4 Facts to Help You Manage Your ATAR Anxiety

Teens know just how tough high school can be. In fact, students are subject to tremendous stress, with about 65 per cent of students feeling stressed at any given point. Unfortunately, stress levels for Year 12 students in Australia can be much stronger for students to handle.

Considered as a vital factor in university admissions, Australian Tertiary Admission Rank (or the Overall Position, if you’re from Queensland) is every Year 12 student’s dread. Because the ATAR encompasses all students that take up Year 12, students feel like they can do very little to affect their own ranking. As such, students are always on the look-out for the best strategies to get a better ATAR and are always pressured to study as hard as they can, hoping it can get them better ATAR results.

While it’s okay to get a little bit concerned about your future at this point, you should also enjoy your remaining years in high school as much as you can. If you are incessantly overthinking about your ATAR, and how it would affect the rest of your career, then you should start taking better control of your mindset in order to manage your ATAR anxiety.

Fact 1: Your ATAR score is only relevant for a few years

Because ATAR’s primary purpose is to get you into college, your ATAR score will only be relevant during your admissions. If you’ve been stressing out over your ATAR for the past couple of months, or even years leading up to Year 12, then you should realise that this ranking won’t affect your entire career.

ATAR is merely a tool to help schools screen students better and to guide students into choosing a suitable career for them. However, students usually have an unclear understanding of ATAR that prevents them from seeing the bigger picture, eventually giving ATAR a life of its own. As Chief Scientist Dr Allan Finkel puts it:

“We…know the ATAR is a tool. Students treat the ATAR as the goal.”

You must know that while scoring well in ATAR is good for your uni admissions, your future employers will most likely deem your ATAR result as unimportant. On top of that, your ATAR isn’t the only thing unis look at during admissions.  Because skills will be far more vital at work, you should work towards the development of your skills as early as now.

Fact 2: Only a handful of students will get a high ATAR

Because ATAR is a ranking system, getting a high rank means beating the best-performing students. Unlike exams where multiple students can get high scores, ATAR is determined through a complicated computation that basically acquires the average of all students and ranks them accordingly. This means that only a handful will get to be in the top.

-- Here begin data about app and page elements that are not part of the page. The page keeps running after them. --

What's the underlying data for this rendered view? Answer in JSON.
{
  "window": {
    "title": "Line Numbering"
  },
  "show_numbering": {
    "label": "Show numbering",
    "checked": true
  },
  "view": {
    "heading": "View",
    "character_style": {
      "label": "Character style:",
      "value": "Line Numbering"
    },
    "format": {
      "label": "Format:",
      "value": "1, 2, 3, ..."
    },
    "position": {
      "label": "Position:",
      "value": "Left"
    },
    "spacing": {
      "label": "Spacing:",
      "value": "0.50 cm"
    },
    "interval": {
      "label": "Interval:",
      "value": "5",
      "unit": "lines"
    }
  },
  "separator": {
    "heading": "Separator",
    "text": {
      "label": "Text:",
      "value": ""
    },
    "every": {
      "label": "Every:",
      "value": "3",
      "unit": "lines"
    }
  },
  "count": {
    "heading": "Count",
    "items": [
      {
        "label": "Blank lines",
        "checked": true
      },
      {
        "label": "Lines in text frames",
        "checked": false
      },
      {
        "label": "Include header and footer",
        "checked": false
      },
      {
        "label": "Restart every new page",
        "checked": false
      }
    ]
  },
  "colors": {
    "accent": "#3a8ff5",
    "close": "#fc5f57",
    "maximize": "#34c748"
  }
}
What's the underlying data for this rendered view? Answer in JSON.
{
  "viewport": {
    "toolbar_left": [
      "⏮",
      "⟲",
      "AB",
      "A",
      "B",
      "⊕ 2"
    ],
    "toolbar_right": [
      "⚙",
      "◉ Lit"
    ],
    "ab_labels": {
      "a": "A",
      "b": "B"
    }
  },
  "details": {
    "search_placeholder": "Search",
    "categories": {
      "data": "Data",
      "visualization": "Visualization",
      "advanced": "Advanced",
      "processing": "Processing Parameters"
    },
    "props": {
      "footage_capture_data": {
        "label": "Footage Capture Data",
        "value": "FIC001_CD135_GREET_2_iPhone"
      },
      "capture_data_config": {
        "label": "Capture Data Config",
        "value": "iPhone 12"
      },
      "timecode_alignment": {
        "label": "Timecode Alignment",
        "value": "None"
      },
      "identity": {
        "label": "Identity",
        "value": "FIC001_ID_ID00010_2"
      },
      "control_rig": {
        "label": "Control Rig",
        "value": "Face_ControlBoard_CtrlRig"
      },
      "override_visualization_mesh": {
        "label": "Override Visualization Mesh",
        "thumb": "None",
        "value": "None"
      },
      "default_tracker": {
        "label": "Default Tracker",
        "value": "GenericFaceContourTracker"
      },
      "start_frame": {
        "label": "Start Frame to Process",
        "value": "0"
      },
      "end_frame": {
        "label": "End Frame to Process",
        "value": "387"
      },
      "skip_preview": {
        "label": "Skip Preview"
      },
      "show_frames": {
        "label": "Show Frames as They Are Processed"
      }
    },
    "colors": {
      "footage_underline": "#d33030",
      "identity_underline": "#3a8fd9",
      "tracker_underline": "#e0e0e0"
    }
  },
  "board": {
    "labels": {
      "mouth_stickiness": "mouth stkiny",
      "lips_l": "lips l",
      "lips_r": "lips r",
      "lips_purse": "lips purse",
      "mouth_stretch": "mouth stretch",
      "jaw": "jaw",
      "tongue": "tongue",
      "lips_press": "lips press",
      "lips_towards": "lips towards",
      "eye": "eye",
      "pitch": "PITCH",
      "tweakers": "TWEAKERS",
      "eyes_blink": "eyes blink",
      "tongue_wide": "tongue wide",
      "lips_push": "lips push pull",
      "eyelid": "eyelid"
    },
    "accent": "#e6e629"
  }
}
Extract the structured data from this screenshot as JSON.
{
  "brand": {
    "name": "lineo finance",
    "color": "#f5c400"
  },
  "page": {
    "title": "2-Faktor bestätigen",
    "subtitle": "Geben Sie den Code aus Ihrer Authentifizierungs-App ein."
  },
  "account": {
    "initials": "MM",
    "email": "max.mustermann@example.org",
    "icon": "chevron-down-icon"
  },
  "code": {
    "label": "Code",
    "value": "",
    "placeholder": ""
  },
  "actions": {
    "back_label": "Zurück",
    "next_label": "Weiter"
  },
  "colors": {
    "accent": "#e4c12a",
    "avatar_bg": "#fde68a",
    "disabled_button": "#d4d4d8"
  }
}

Know that getting an average ATAR ranking is okay. Instead of fretting too much over your ATAR, you must focus your attention on attaining true learning by understanding the lessons at school and making your own insights from them. After all, success won’t be based on your rank in ATAR, but will depend on your resiliency as a person.

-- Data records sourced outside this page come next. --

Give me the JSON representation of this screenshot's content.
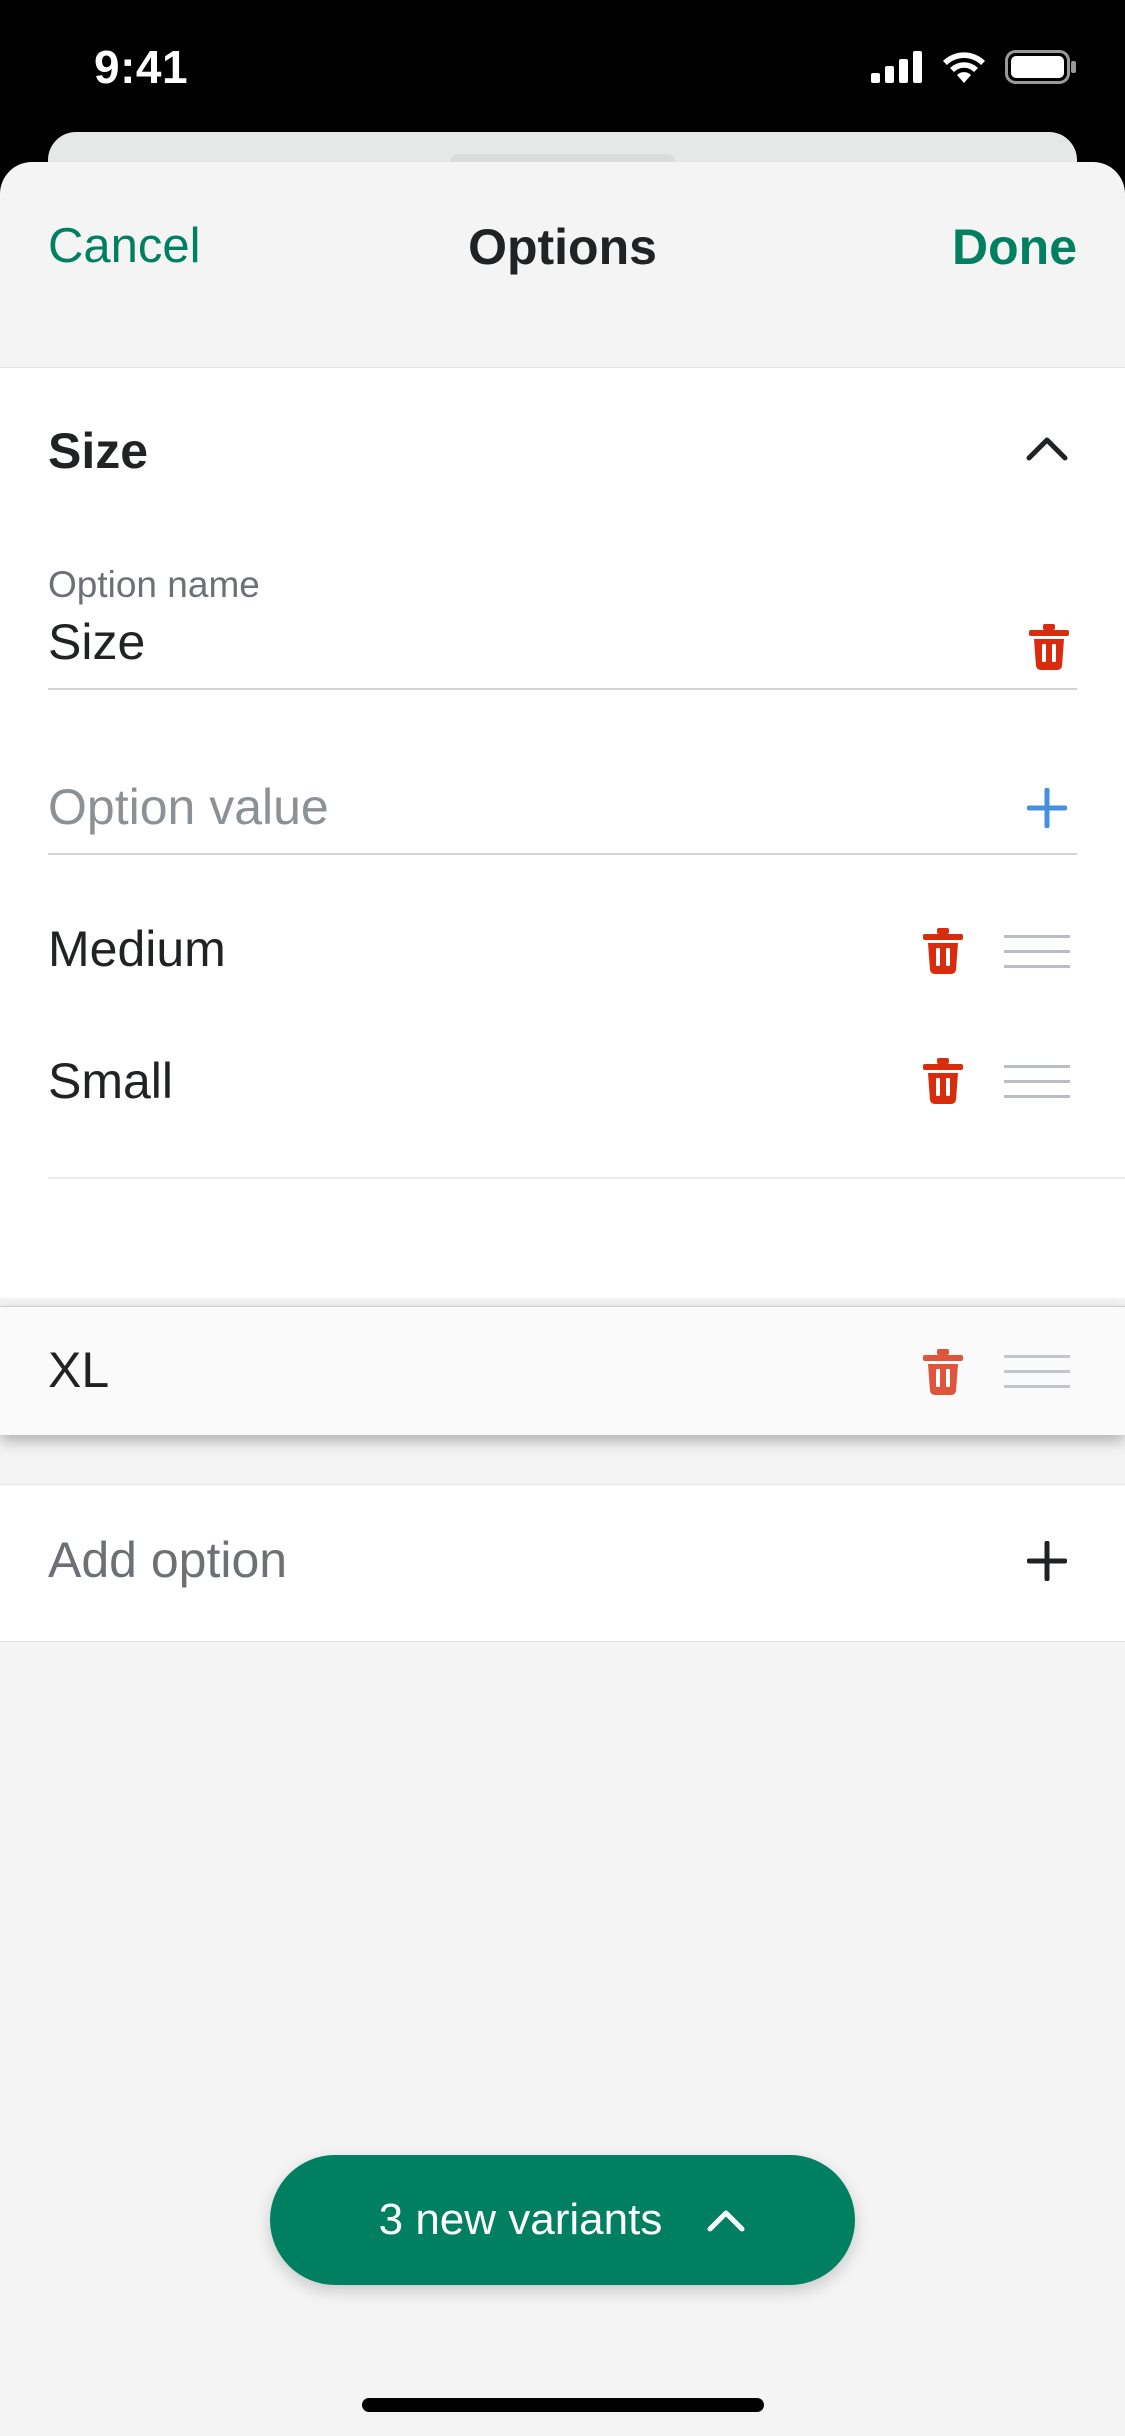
{
  "status_bar": {
    "time": "9:41"
  },
  "nav": {
    "cancel": "Cancel",
    "title": "Options",
    "done": "Done"
  },
  "option_card": {
    "header": "Size",
    "option_name_label": "Option name",
    "option_name_value": "Size",
    "option_value_placeholder": "Option value",
    "values": [
      {
        "label": "Medium"
      },
      {
        "label": "Small"
      },
      {
        "label": "XL"
      }
    ]
  },
  "add_option": {
    "label": "Add option"
  },
  "variants_button": {
    "label": "3 new variants"
  },
  "colors": {
    "accent": "#008060",
    "destructive": "#D82C0D",
    "link_blue": "#458FDB"
  },
  "icons": [
    "signal-icon",
    "wifi-icon",
    "battery-icon",
    "chevron-up-icon",
    "trash-icon",
    "plus-icon",
    "drag-handle-icon"
  ]
}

Fact 3: Not all courses require a high ATAR

If you will do your research well, you’ll discover that only a handful of courses require a really high ATAR score. In fact, even students with ATAR scores of 30-40 are being admitted to a wide range of studies such as business, teaching, and engineering.

There are far more courses that require an ATAR score of 90 and less. This means your career options remain plenty even if you get an average ATAR. If your intended career path doesn’t really require a high ATAR score, worrying about your ATAR score too much can just create unnecessary stress that could affect your health – both physically and mentally.

Fact 4: Overseas education can render ATAR irrelevant

Should you opt to continue your college education overseas, then your ATAR may completely become irrelevant. Because ATAR is used exclusively in Australia, your rank in ATAR will only be useful if you continue your uni education here in Australia.

For instance, New Zealand universities look at a students’ NCEA performance assessed against a number of standards. On the other hand, unis in the United States look at a students’ Grade Point Average (GPA), which represents the average of a students’ courses through time.

Beat your negative ATAR mindset

If you think that the ATAR is the single most important factor to get you into uni, then you’re wrong. There are a number of pathways available for students that aim to get a uni education that is non-ATAR or non-Year 12. On the other hand, should you feel that you’re still not ready to enter Year 12 and have your ATAR, then you can always talk to your counsellor and see what options are available for you.

By simply re-thinking what you believe ATAR to be, you’ll be surprised at how much weight you can take off your shoulders. This should provide you with a clear mindset to help you focus on your studies and succeed as a student.